DATA PROVIDED:
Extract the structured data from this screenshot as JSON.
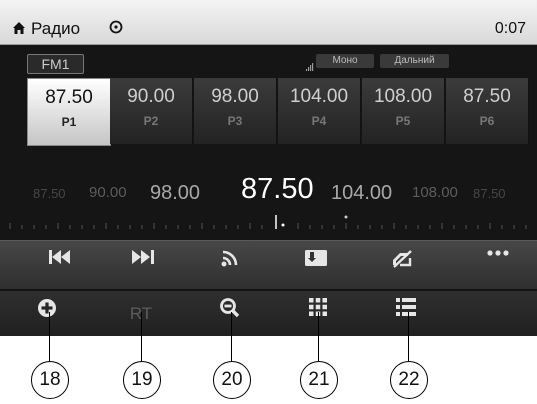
{
  "status_bar": {
    "app_title": "Радио",
    "clock": "0:07",
    "icons": [
      "home-icon",
      "clock-status-icon"
    ]
  },
  "tuner": {
    "band": "FM1",
    "mode_badge": "Моно",
    "range_badge": "Дальний",
    "signal_icon": "signal-strength-icon"
  },
  "presets": [
    {
      "freq": "87.50",
      "label": "P1",
      "active": true
    },
    {
      "freq": "90.00",
      "label": "P2",
      "active": false
    },
    {
      "freq": "98.00",
      "label": "P3",
      "active": false
    },
    {
      "freq": "104.00",
      "label": "P4",
      "active": false
    },
    {
      "freq": "108.00",
      "label": "P5",
      "active": false
    },
    {
      "freq": "87.50",
      "label": "P6",
      "active": false
    }
  ],
  "dial": {
    "current": "87.50",
    "near_left": "98.00",
    "near_right": "104.00",
    "far_left": [
      "87.50",
      "90.00"
    ],
    "far_right": [
      "108.00",
      "87.50"
    ]
  },
  "controls": [
    "previous-icon",
    "next-icon",
    "scan-icon",
    "memory-card-icon",
    "mute-icon",
    "more-icon"
  ],
  "toolbar": {
    "rt_label": "RT",
    "icons": [
      "add-icon",
      "rt-label",
      "zoom-out-icon",
      "keypad-icon",
      "list-icon"
    ]
  },
  "callouts": [
    "18",
    "19",
    "20",
    "21",
    "22"
  ],
  "colors": {
    "active_preset": "#d8d8d8",
    "screen_bg": "#151515",
    "toolbar_bg": "#262626",
    "status_bg": "#e5e5e5"
  }
}
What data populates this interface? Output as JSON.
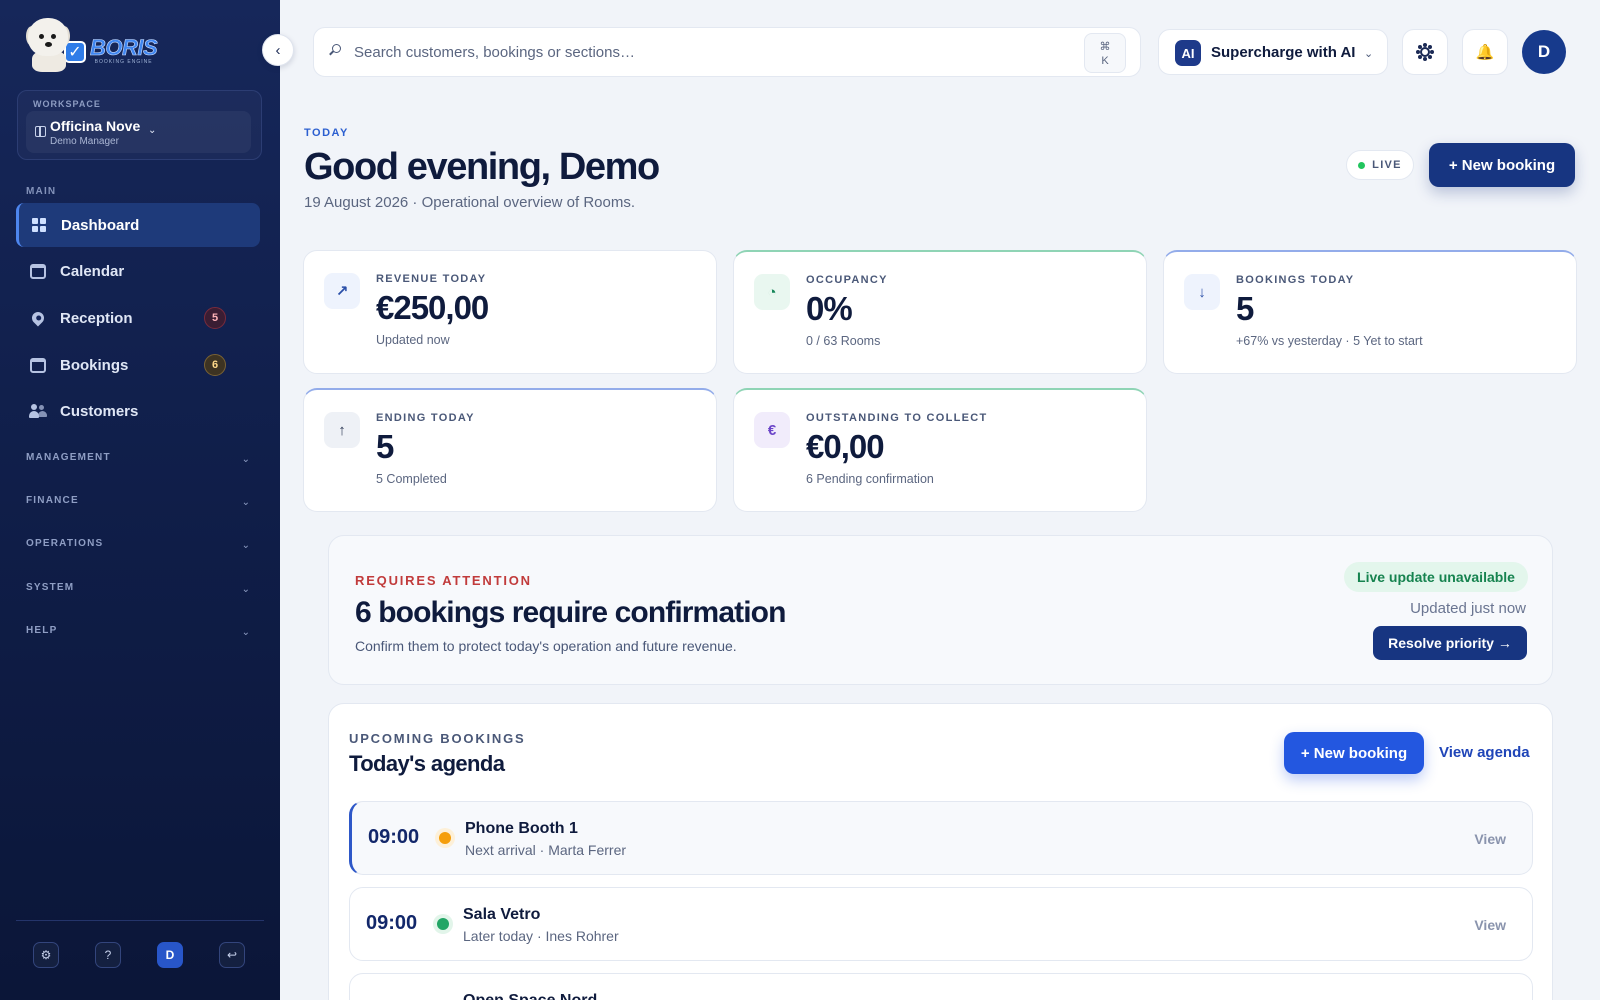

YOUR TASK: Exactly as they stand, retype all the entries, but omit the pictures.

THE ANSWER:
Extract the structured data from this screenshot as JSON.
{
  "status_bar": {
    "app_title": "Радио",
    "clock": "0:07",
    "icons": [
      "home-icon",
      "clock-status-icon"
    ]
  },
  "tuner": {
    "band": "FM1",
    "mode_badge": "Моно",
    "range_badge": "Дальний",
    "signal_icon": "signal-strength-icon"
  },
  "presets": [
    {
      "freq": "87.50",
      "label": "P1",
      "active": true
    },
    {
      "freq": "90.00",
      "label": "P2",
      "active": false
    },
    {
      "freq": "98.00",
      "label": "P3",
      "active": false
    },
    {
      "freq": "104.00",
      "label": "P4",
      "active": false
    },
    {
      "freq": "108.00",
      "label": "P5",
      "active": false
    },
    {
      "freq": "87.50",
      "label": "P6",
      "active": false
    }
  ],
  "dial": {
    "current": "87.50",
    "near_left": "98.00",
    "near_right": "104.00",
    "far_left": [
      "87.50",
      "90.00"
    ],
    "far_right": [
      "108.00",
      "87.50"
    ]
  },
  "controls": [
    "previous-icon",
    "next-icon",
    "scan-icon",
    "memory-card-icon",
    "mute-icon",
    "more-icon"
  ],
  "toolbar": {
    "rt_label": "RT",
    "icons": [
      "add-icon",
      "rt-label",
      "zoom-out-icon",
      "keypad-icon",
      "list-icon"
    ]
  },
  "callouts": [
    "18",
    "19",
    "20",
    "21",
    "22"
  ],
  "colors": {
    "active_preset": "#d8d8d8",
    "screen_bg": "#151515",
    "toolbar_bg": "#262626",
    "status_bg": "#e5e5e5"
  }
}
What data populates this interface? Output as JSON.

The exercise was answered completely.